Rial Devaluation Triggering Inflation
BMI View: The Central Bank of Iran undertook a de facto devaluation of the rial in the official market on July 6. The value of the unit will likely drop in unregulated market transactions as a result, while food prices are likely to spike, ensuring that consumer price inflation remains elevated in 2013.
In a sign of ongoing economic stress, the Central Bank of Iran (CBI) listed the price of the rial to IRR24,779/US$ on its website on July 6, compared to the previous official rate of IRR12,260/US$. The central bank did not issue any statement explaining the change. That said, Iranian Mehr and ISNA news agencies said that the rate would replace the previous official rate.

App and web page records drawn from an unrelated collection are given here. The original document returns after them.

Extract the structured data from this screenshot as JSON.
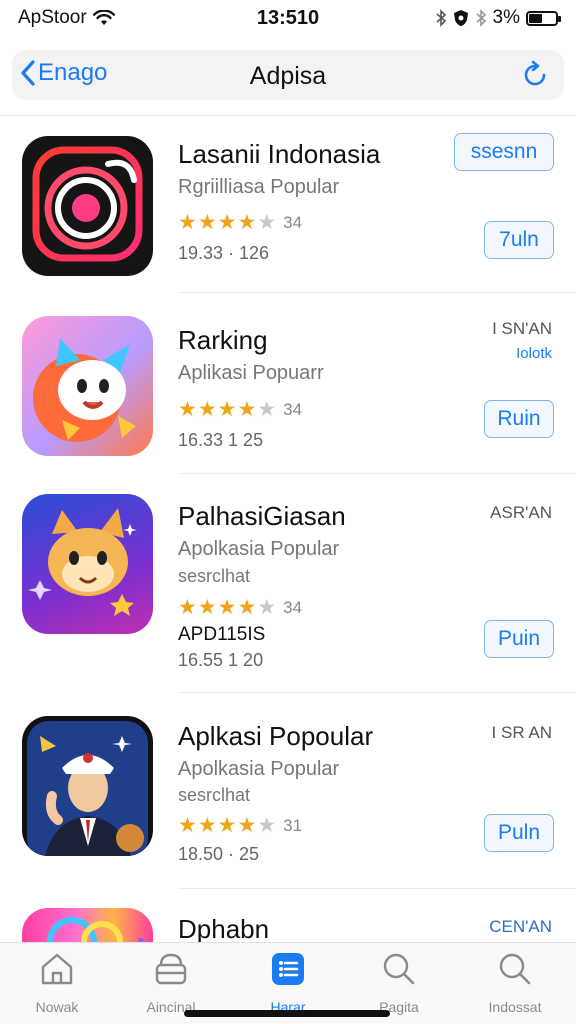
{
  "status_bar": {
    "carrier": "ApStoor",
    "time": "13:510",
    "battery": "3%"
  },
  "nav": {
    "back_label": "Enago",
    "title": "Adpisa"
  },
  "apps": [
    {
      "name": "Lasanii Indonasia",
      "subtitle": "Rgriilliasa Popular",
      "rating": 4.5,
      "rating_count": "34",
      "meta": "19.33 · 126",
      "button_top": "ssesnn",
      "button": "7uln"
    },
    {
      "name": "Rarking",
      "subtitle": "Aplikasi Popuarr",
      "rating": 4.5,
      "rating_count": "34",
      "meta": "16.33 1 25",
      "side_top": "I SN'AN",
      "side_bottom": "Iolotk",
      "button": "Ruin"
    },
    {
      "name": "PalhasiGiasan",
      "subtitle": "Apolkasia Popular",
      "extra": "sesrclhat",
      "rating": 4.5,
      "rating_count": "34",
      "code": "APD115IS",
      "meta": "16.55 1 20",
      "side_top": "ASR'AN",
      "button": "Puin"
    },
    {
      "name": "Aplkasi Popoular",
      "subtitle": "Apolkasia Popular",
      "extra": "sesrclhat",
      "rating": 4.5,
      "rating_count": "31",
      "meta": "18.50 · 25",
      "side_top": "I SR AN",
      "button": "Puln"
    },
    {
      "name": "Dphabn",
      "side_top": "CEN'AN"
    }
  ],
  "tabs": [
    {
      "label": "Nowak",
      "icon": "home-icon"
    },
    {
      "label": "Aincinal",
      "icon": "archive-icon"
    },
    {
      "label": "Harar",
      "icon": "list-icon",
      "active": true
    },
    {
      "label": "Pagita",
      "icon": "search-icon"
    },
    {
      "label": "Indossat",
      "icon": "search-icon"
    }
  ],
  "colors": {
    "accent": "#1a7cf0",
    "star": "#f1a41a"
  }
}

Before the move, Iran's used a multiple-tier foreign exchange system. The official IRR12,260/IRR rate was used to purchase strategic imports, a foreign exchange centre used a flexible rate near the IRR25,000/US$ level for the imports of capital goods and industrial materials, while the currency traded freely in the unregulated market. That said, the CBI has been gradually allowing fewer importers to buy dollars at the IRR12,260/US$ rate over the past quarters. For instance, the bank excluded importers of several staple goods - including meat, chicken, cooking oil, sugar and rice - and medicines from benefitting from the subsidised official rate on April 24. The bank was providing dollar at the IRR12,260/US$ rate only to importers of wheat, barley, corn and soya before July 6.
|Iran - IRR/US$ Exchange Rate, Official & Street Market|